15 About TCS IT Infrastructure Services TCS IT Infrastructure Services (ITIS) practice is a strategic business unit of TCS providing you with effective infrastructure management solutions and transform your IT landscape by leveraging our expertise in next-generation models such as IaaS, PaaS, and SaaS. Our unique Global Network TM Delivery Model (GNDM ) allows you to choose the sourcing strategy best suited to run your business efficiently thus providing seamless experience across all operations. TCS ITIS has established several Technology Centers of Excellence (CoEs) across various platforms and technologies to bring enhanced value in terms of technical support, knowledge management, training, continuous service improvement and innovation for our clients Our offerings are backed by the Assess-Build-Manage-Transform framework that leverages our partner eco-system, tools and automation framework, and Technology Centers of Excellence (CoEs). Spanning the entire scope spectrum of IT and infrastructure related needs, our offerings include End-User Computing (EUC) services, IT Service Desk, Converged Network services, Managed Security services, Application Management services, Enterprise Systems Management, IT Service Management, Data Center services, Mobility services, Cloud services and Transformational solutions.
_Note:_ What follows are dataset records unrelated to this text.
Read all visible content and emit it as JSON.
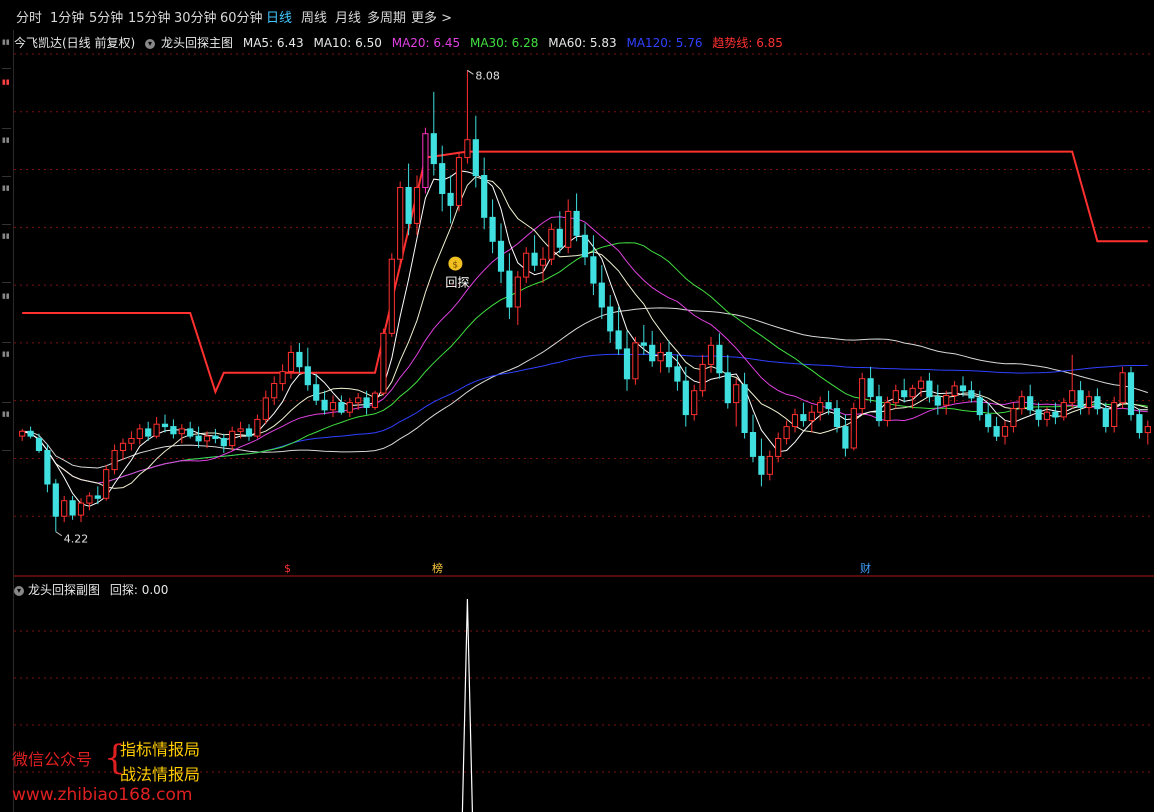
{
  "periods": [
    {
      "label": "分时",
      "active": false
    },
    {
      "label": "1分钟",
      "active": false
    },
    {
      "label": "5分钟",
      "active": false
    },
    {
      "label": "15分钟",
      "active": false
    },
    {
      "label": "30分钟",
      "active": false
    },
    {
      "label": "60分钟",
      "active": false
    },
    {
      "label": "日线",
      "active": true
    },
    {
      "label": "周线",
      "active": false
    },
    {
      "label": "月线",
      "active": false
    },
    {
      "label": "多周期",
      "active": false
    },
    {
      "label": "更多 >",
      "active": false
    }
  ],
  "main_panel": {
    "stock_title": "今飞凯达(日线 前复权)",
    "indicator_name": "龙头回探主图",
    "legend": [
      {
        "label": "MA5: 6.43",
        "color": "#e8e8e8"
      },
      {
        "label": "MA10: 6.50",
        "color": "#e8e8e8"
      },
      {
        "label": "MA20: 6.45",
        "color": "#e040e0"
      },
      {
        "label": "MA30: 6.28",
        "color": "#40e040"
      },
      {
        "label": "MA60: 5.83",
        "color": "#e8e8e8"
      },
      {
        "label": "MA120: 5.76",
        "color": "#3040ff"
      },
      {
        "label": "趋势线: 6.85",
        "color": "#ff3030"
      }
    ],
    "high_label": "8.08",
    "low_label": "4.22",
    "signal_label": "回探",
    "event_markers": [
      "$",
      "榜",
      "财"
    ]
  },
  "sub_panel": {
    "indicator_name": "龙头回探副图",
    "value_label": "回探: 0.00"
  },
  "watermark": {
    "label": "微信公众号",
    "line1": "指标情报局",
    "line2": "战法情报局",
    "url": "www.zhibiao168.com"
  },
  "colors": {
    "up": "#ff3030",
    "down": "#40e0e0",
    "trend": "#ff3030",
    "ma120": "#3040ff",
    "ma20": "#e040e0",
    "ma30": "#40e040",
    "grid": "#7a1010"
  },
  "chart_data": {
    "type": "candlestick",
    "ylim": [
      3.9,
      8.25
    ],
    "candles": [
      [
        5.02,
        5.08,
        4.98,
        5.06
      ],
      [
        5.06,
        5.1,
        5.0,
        5.02
      ],
      [
        5.0,
        5.04,
        4.88,
        4.9
      ],
      [
        4.9,
        4.95,
        4.55,
        4.62
      ],
      [
        4.62,
        4.66,
        4.22,
        4.35
      ],
      [
        4.35,
        4.52,
        4.3,
        4.48
      ],
      [
        4.48,
        4.52,
        4.32,
        4.36
      ],
      [
        4.36,
        4.5,
        4.3,
        4.46
      ],
      [
        4.46,
        4.55,
        4.4,
        4.52
      ],
      [
        4.52,
        4.6,
        4.45,
        4.5
      ],
      [
        4.5,
        4.78,
        4.48,
        4.74
      ],
      [
        4.74,
        4.95,
        4.7,
        4.9
      ],
      [
        4.9,
        5.0,
        4.82,
        4.96
      ],
      [
        4.96,
        5.06,
        4.9,
        5.0
      ],
      [
        5.0,
        5.12,
        4.95,
        5.08
      ],
      [
        5.08,
        5.14,
        4.98,
        5.02
      ],
      [
        5.02,
        5.18,
        5.0,
        5.12
      ],
      [
        5.12,
        5.2,
        5.05,
        5.1
      ],
      [
        5.1,
        5.16,
        5.0,
        5.04
      ],
      [
        5.04,
        5.12,
        4.96,
        5.08
      ],
      [
        5.08,
        5.14,
        5.0,
        5.02
      ],
      [
        5.02,
        5.1,
        4.92,
        4.98
      ],
      [
        4.98,
        5.06,
        4.92,
        5.02
      ],
      [
        5.02,
        5.08,
        4.96,
        5.0
      ],
      [
        5.0,
        5.04,
        4.88,
        4.94
      ],
      [
        4.94,
        5.1,
        4.9,
        5.06
      ],
      [
        5.06,
        5.14,
        5.0,
        5.08
      ],
      [
        5.08,
        5.12,
        4.98,
        5.02
      ],
      [
        5.02,
        5.2,
        5.0,
        5.16
      ],
      [
        5.16,
        5.4,
        5.12,
        5.34
      ],
      [
        5.34,
        5.52,
        5.28,
        5.46
      ],
      [
        5.46,
        5.62,
        5.4,
        5.56
      ],
      [
        5.56,
        5.78,
        5.5,
        5.72
      ],
      [
        5.72,
        5.8,
        5.55,
        5.6
      ],
      [
        5.6,
        5.76,
        5.4,
        5.45
      ],
      [
        5.45,
        5.54,
        5.28,
        5.32
      ],
      [
        5.32,
        5.4,
        5.2,
        5.24
      ],
      [
        5.24,
        5.36,
        5.18,
        5.3
      ],
      [
        5.3,
        5.36,
        5.2,
        5.22
      ],
      [
        5.22,
        5.34,
        5.18,
        5.3
      ],
      [
        5.3,
        5.38,
        5.24,
        5.34
      ],
      [
        5.34,
        5.4,
        5.2,
        5.26
      ],
      [
        5.26,
        5.4,
        5.24,
        5.38
      ],
      [
        5.38,
        5.92,
        5.36,
        5.88
      ],
      [
        5.88,
        6.55,
        5.85,
        6.5
      ],
      [
        6.5,
        7.15,
        6.45,
        7.1
      ],
      [
        7.1,
        7.3,
        6.7,
        6.8
      ],
      [
        6.8,
        7.2,
        6.7,
        7.1
      ],
      [
        7.1,
        7.6,
        7.05,
        7.55
      ],
      [
        7.55,
        7.9,
        7.2,
        7.3
      ],
      [
        7.3,
        7.45,
        6.9,
        7.05
      ],
      [
        7.05,
        7.2,
        6.8,
        6.95
      ],
      [
        6.95,
        7.4,
        6.9,
        7.35
      ],
      [
        7.35,
        8.08,
        7.3,
        7.5
      ],
      [
        7.5,
        7.7,
        7.1,
        7.2
      ],
      [
        7.2,
        7.35,
        6.75,
        6.85
      ],
      [
        6.85,
        7.0,
        6.55,
        6.65
      ],
      [
        6.65,
        6.8,
        6.3,
        6.4
      ],
      [
        6.4,
        6.55,
        6.0,
        6.1
      ],
      [
        6.1,
        6.4,
        5.95,
        6.35
      ],
      [
        6.35,
        6.6,
        6.3,
        6.55
      ],
      [
        6.55,
        6.7,
        6.4,
        6.45
      ],
      [
        6.45,
        6.6,
        6.3,
        6.5
      ],
      [
        6.5,
        6.8,
        6.45,
        6.75
      ],
      [
        6.75,
        6.9,
        6.55,
        6.6
      ],
      [
        6.6,
        7.0,
        6.55,
        6.9
      ],
      [
        6.9,
        7.05,
        6.65,
        6.7
      ],
      [
        6.7,
        6.8,
        6.45,
        6.52
      ],
      [
        6.52,
        6.7,
        6.2,
        6.3
      ],
      [
        6.3,
        6.45,
        6.0,
        6.1
      ],
      [
        6.1,
        6.2,
        5.8,
        5.9
      ],
      [
        5.9,
        6.1,
        5.7,
        5.75
      ],
      [
        5.75,
        5.9,
        5.4,
        5.5
      ],
      [
        5.5,
        5.85,
        5.45,
        5.8
      ],
      [
        5.8,
        5.95,
        5.7,
        5.78
      ],
      [
        5.78,
        5.9,
        5.6,
        5.65
      ],
      [
        5.65,
        5.8,
        5.55,
        5.72
      ],
      [
        5.72,
        5.82,
        5.55,
        5.6
      ],
      [
        5.6,
        5.7,
        5.4,
        5.48
      ],
      [
        5.48,
        5.6,
        5.1,
        5.2
      ],
      [
        5.2,
        5.45,
        5.15,
        5.4
      ],
      [
        5.4,
        5.7,
        5.35,
        5.62
      ],
      [
        5.62,
        5.85,
        5.55,
        5.78
      ],
      [
        5.78,
        5.88,
        5.5,
        5.55
      ],
      [
        5.55,
        5.7,
        5.25,
        5.3
      ],
      [
        5.3,
        5.5,
        5.1,
        5.45
      ],
      [
        5.45,
        5.55,
        5.0,
        5.05
      ],
      [
        5.05,
        5.2,
        4.8,
        4.85
      ],
      [
        4.85,
        5.0,
        4.6,
        4.7
      ],
      [
        4.7,
        4.9,
        4.65,
        4.85
      ],
      [
        4.85,
        5.05,
        4.8,
        5.0
      ],
      [
        5.0,
        5.15,
        4.95,
        5.1
      ],
      [
        5.1,
        5.25,
        5.05,
        5.2
      ],
      [
        5.2,
        5.3,
        5.1,
        5.15
      ],
      [
        5.15,
        5.28,
        5.05,
        5.22
      ],
      [
        5.22,
        5.35,
        5.15,
        5.3
      ],
      [
        5.3,
        5.4,
        5.2,
        5.25
      ],
      [
        5.25,
        5.32,
        5.05,
        5.1
      ],
      [
        5.1,
        5.2,
        4.85,
        4.92
      ],
      [
        4.92,
        5.3,
        4.9,
        5.25
      ],
      [
        5.25,
        5.55,
        5.2,
        5.5
      ],
      [
        5.5,
        5.6,
        5.3,
        5.35
      ],
      [
        5.35,
        5.45,
        5.1,
        5.15
      ],
      [
        5.15,
        5.35,
        5.1,
        5.3
      ],
      [
        5.3,
        5.45,
        5.25,
        5.4
      ],
      [
        5.4,
        5.5,
        5.3,
        5.35
      ],
      [
        5.35,
        5.45,
        5.25,
        5.42
      ],
      [
        5.42,
        5.52,
        5.35,
        5.48
      ],
      [
        5.48,
        5.55,
        5.3,
        5.35
      ],
      [
        5.35,
        5.45,
        5.2,
        5.28
      ],
      [
        5.28,
        5.4,
        5.2,
        5.36
      ],
      [
        5.36,
        5.48,
        5.3,
        5.44
      ],
      [
        5.44,
        5.52,
        5.35,
        5.4
      ],
      [
        5.4,
        5.48,
        5.3,
        5.34
      ],
      [
        5.34,
        5.4,
        5.15,
        5.2
      ],
      [
        5.2,
        5.3,
        5.05,
        5.1
      ],
      [
        5.1,
        5.18,
        4.98,
        5.02
      ],
      [
        5.02,
        5.15,
        4.95,
        5.1
      ],
      [
        5.1,
        5.3,
        5.05,
        5.25
      ],
      [
        5.25,
        5.4,
        5.2,
        5.35
      ],
      [
        5.35,
        5.45,
        5.2,
        5.24
      ],
      [
        5.24,
        5.3,
        5.1,
        5.16
      ],
      [
        5.16,
        5.26,
        5.1,
        5.22
      ],
      [
        5.22,
        5.3,
        5.12,
        5.18
      ],
      [
        5.18,
        5.34,
        5.15,
        5.3
      ],
      [
        5.3,
        5.7,
        5.25,
        5.4
      ],
      [
        5.4,
        5.48,
        5.2,
        5.26
      ],
      [
        5.26,
        5.4,
        5.2,
        5.35
      ],
      [
        5.35,
        5.42,
        5.2,
        5.25
      ],
      [
        5.25,
        5.3,
        5.05,
        5.1
      ],
      [
        5.1,
        5.35,
        5.05,
        5.3
      ],
      [
        5.3,
        5.6,
        5.25,
        5.55
      ],
      [
        5.55,
        5.6,
        5.15,
        5.2
      ],
      [
        5.2,
        5.25,
        5.0,
        5.05
      ],
      [
        5.05,
        5.15,
        4.95,
        5.1
      ]
    ],
    "subplot": {
      "name": "回探",
      "signal_index": 53,
      "signal_value": 1,
      "value": 0.0
    }
  }
}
Contact To know about TCS PaaS Offering, contact Subscribe to TCS White Papers TCS.com RSS: Feedburner: About Tata Consultancy Services (TCS) Tata Consultancy Services is an IT services, consulting and business solutions organization that delivers real results to global business, ensuring a level of certainty no other firm can match. TCS offers a consulting-led, integrated portfolio of IT and IT-enabled infrastructure, engineering and TM assurance services. This is delivered through its unique Global Network Delivery Model, recognized as the benchmark of excellence in software development. A part of the Tata Group, India s largest industrial conglomerate, TCS has a global footprint and is listed on the National Stock Exchange and Bombay Stock Exchange in India. For more information, visit us at IT Services Business Solutions Consulting All content / information present here is the exclusive property of Tata Consultancy Services Limited (TCS). The content / information contained here is correct at the time of publishing. No material from here may be copied, modified, reproduced, republished, uploaded, transmitted, posted or distributed in any form without prior written permission from TCS. Unauthorized use of the content / information appearing here may violate copyright, trademark and other applicable laws, and could result in criminal or civil penalties. Copyright 2014 Tata Consultancy Services Limited TCS Design Services I M I 03 I 14